In a subsequent press conference, Powell said that tapering would be concluded by the middle of 2022. The Fed stuck to that timeline, stopped its asset purchases concluding the taper by March 2022.
How Tapering Impacts Markets
The Fed’s monetary policy is aimed at three goals: maximum employment, stable prices, and moderate long-term interest rates. It uses other tools like QE when monetary policy alone can’t help reach its goals.
Tapering not only means the end of the central banks’ expansionary policies, it also signals the eventual onset of monetary tightening. That, for one, means higher interest rates on mortgages, consumer loans, and business borrowing.
Following the Great Recession
Bernanke’s 2013 taper comments came as a surprise to financial markets.

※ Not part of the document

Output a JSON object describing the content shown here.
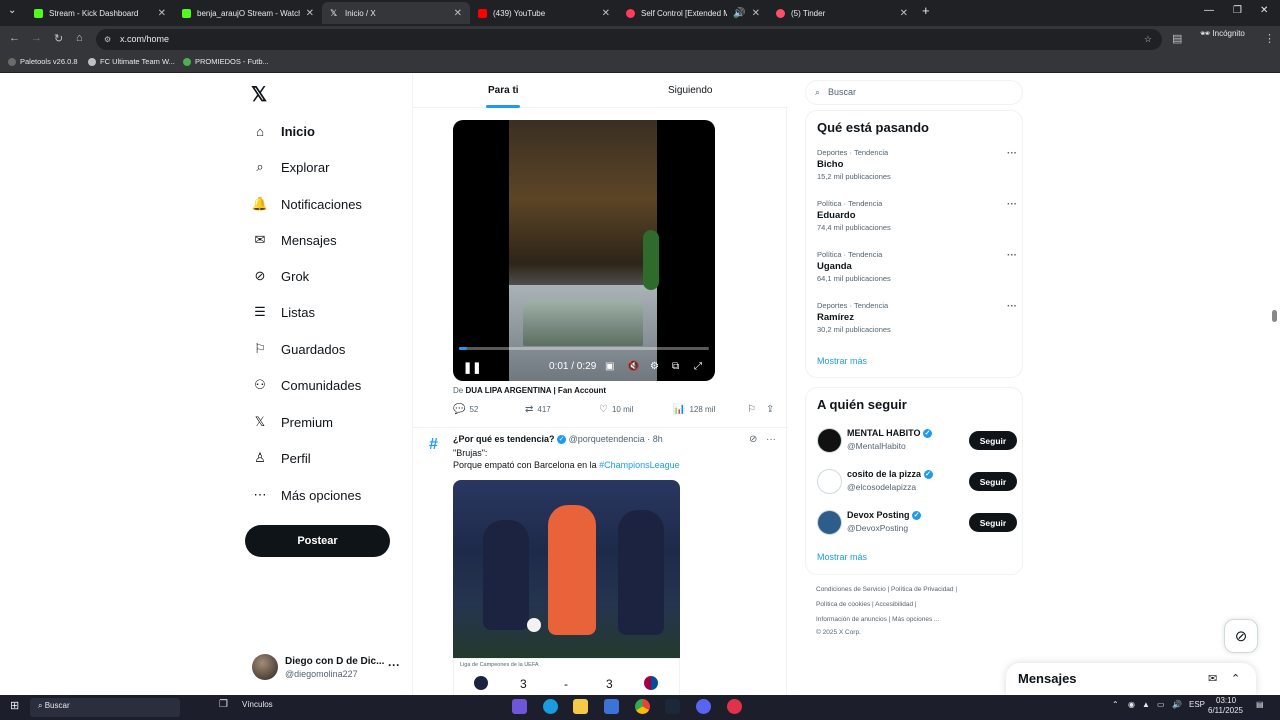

Here’s how they reacted:
Bond markets: In the immediate aftermath, bond investors started selling their bonds, causing prices to drop and yields to rise. Yields on 10-year U.S. Treasuries rose from close 2% in May 2013 to around 3% by December. Theoretically, rising yields can impact stock markets, too, as more attractive yields compete with stocks for investors' money. But that hasn’t always happened.
Stock markets: The U.S. stock markets saw some volatility in the weeks following Bernanke’s testimony before the Congress. The Cboe VIX, often called the "fear gauge," measures expected volatility in the options markets, and it spiked in June 2013. Major stock indexes such as the S&P 500 and Dow Jones also saw sell-offs, but reversed those losses and ended the year up: 10.74% and 7.73%, respectively, relative to Bernanke’s comments in May.

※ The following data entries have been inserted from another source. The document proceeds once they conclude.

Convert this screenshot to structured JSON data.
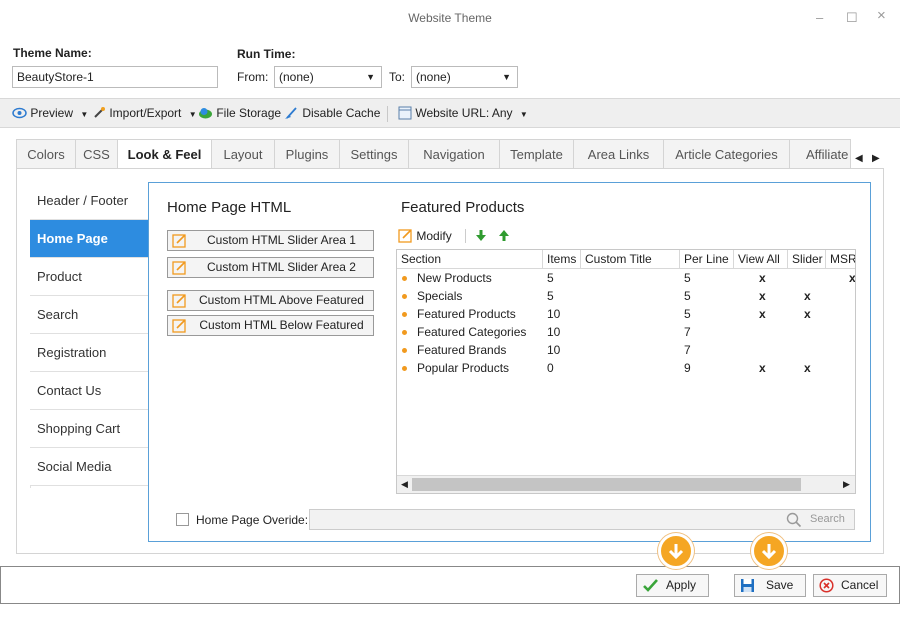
{
  "window": {
    "title": "Website Theme",
    "controls": {
      "minimize": "–",
      "maximize": "☐",
      "close": "×"
    }
  },
  "form": {
    "theme_name_label": "Theme Name:",
    "theme_name_value": "BeautyStore-1",
    "run_time_label": "Run Time:",
    "from_label": "From:",
    "from_value": "(none)",
    "to_label": "To:",
    "to_value": "(none)"
  },
  "toolbar": {
    "preview": "Preview",
    "import_export": "Import/Export",
    "file_storage": "File Storage",
    "disable_cache": "Disable Cache",
    "website_url": "Website URL: Any"
  },
  "tabs": [
    {
      "label": "Colors"
    },
    {
      "label": "CSS"
    },
    {
      "label": "Look & Feel"
    },
    {
      "label": "Layout"
    },
    {
      "label": "Plugins"
    },
    {
      "label": "Settings"
    },
    {
      "label": "Navigation"
    },
    {
      "label": "Template"
    },
    {
      "label": "Area Links"
    },
    {
      "label": "Article Categories"
    },
    {
      "label": "Affiliate"
    }
  ],
  "sidebar": {
    "items": [
      {
        "label": "Header / Footer"
      },
      {
        "label": "Home Page"
      },
      {
        "label": "Product"
      },
      {
        "label": "Search"
      },
      {
        "label": "Registration"
      },
      {
        "label": "Contact Us"
      },
      {
        "label": "Shopping Cart"
      },
      {
        "label": "Social Media"
      }
    ]
  },
  "home_html": {
    "title": "Home Page HTML",
    "buttons": [
      {
        "label": "Custom HTML Slider Area 1"
      },
      {
        "label": "Custom HTML Slider Area 2"
      },
      {
        "label": "Custom HTML Above Featured"
      },
      {
        "label": "Custom HTML Below Featured"
      }
    ]
  },
  "featured": {
    "title": "Featured Products",
    "modify_label": "Modify",
    "columns": [
      "Section",
      "Items",
      "Custom Title",
      "Per Line",
      "View All",
      "Slider",
      "MSR"
    ],
    "rows": [
      {
        "section": "New Products",
        "items": "5",
        "custom_title": "",
        "per_line": "5",
        "view_all": "x",
        "slider": "",
        "msr": "x"
      },
      {
        "section": "Specials",
        "items": "5",
        "custom_title": "",
        "per_line": "5",
        "view_all": "x",
        "slider": "x",
        "msr": ""
      },
      {
        "section": "Featured Products",
        "items": "10",
        "custom_title": "",
        "per_line": "5",
        "view_all": "x",
        "slider": "x",
        "msr": ""
      },
      {
        "section": "Featured Categories",
        "items": "10",
        "custom_title": "",
        "per_line": "7",
        "view_all": "",
        "slider": "",
        "msr": ""
      },
      {
        "section": "Featured Brands",
        "items": "10",
        "custom_title": "",
        "per_line": "7",
        "view_all": "",
        "slider": "",
        "msr": ""
      },
      {
        "section": "Popular Products",
        "items": "0",
        "custom_title": "",
        "per_line": "9",
        "view_all": "x",
        "slider": "x",
        "msr": ""
      }
    ]
  },
  "override": {
    "label": "Home Page Overide:",
    "search_placeholder": "Search"
  },
  "footer": {
    "apply": "Apply",
    "save": "Save",
    "cancel": "Cancel"
  },
  "colors": {
    "accent": "#2d8ce0",
    "panel_border": "#5aa0d8",
    "bullet": "#f19a1f",
    "callout": "#f5a623",
    "apply_check": "#3aa53a",
    "cancel_red": "#d9312b"
  }
}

U.S. dollar and emerging markets: Taking the taper announcement as a cue for tighter monetary policy, the U.S. dollar appreciated sharply. When emerging market economies run trade deficits, they often accrue dollar-denominated foreign debt to cover this deficit. The taper announcement hit them hard on two related accounts: With rising yields in the U.S., financing became harder for emerging markets as investors reallocated their funds to U.S. debt markets; and emerging market currencies depreciated against the dollar, making U.S. goods and services expensive to buy, adding to the balance of payments pressures. The result was stock market turmoil and tighter monetary policies in many emerging markets.
Tale of Two Taperings: 2013 vs. 2021
Many economists and experts didn't expect a repeat of the 2013 taper tantrum in 2021. And they were correct. The foremost reason is that the marketsexpected the taper that began in November 2021, so a knee-jerk reaction as seen in 2013 didn't occur.
The primary reason for that was the Fed's emphasis on communication. Fed Chair Powell, a member of the Board of Governors of the Federal Reserve during the earlier taper, said in March 2021 that the central bank would “supply clear communication” well in advance of the actual tapering.
The emerging markets backlash was also less severe compared to the last time. Economists believe that those countries have improved their external balance sheets and were less vulnerable to shocks they experienced in 2013.
Frequently Asked Questions (FAQs)
How will Fed tapering impact the stock market?
Fed tapering introduces uncertainty to the market, a departure from the Fed's steady asset purchases. That uncertainty could be viewed negatively and thus cause put downward pressure on stock prices. However, the Fed would only be expected to taper in response to strong economic conditions, and that means any downward pressure on stock prices would be met with an overall bullish economic environment.
When did the Fed stop tapering?
When the Fed began aggressively buying assets in 2020 to help soften the financial impact of the COVID-19 pandemic, it marked a pause in its tapering of asset purchases. Tapering resumed in November 2021, and the asset-purchase program concluded in March 2022.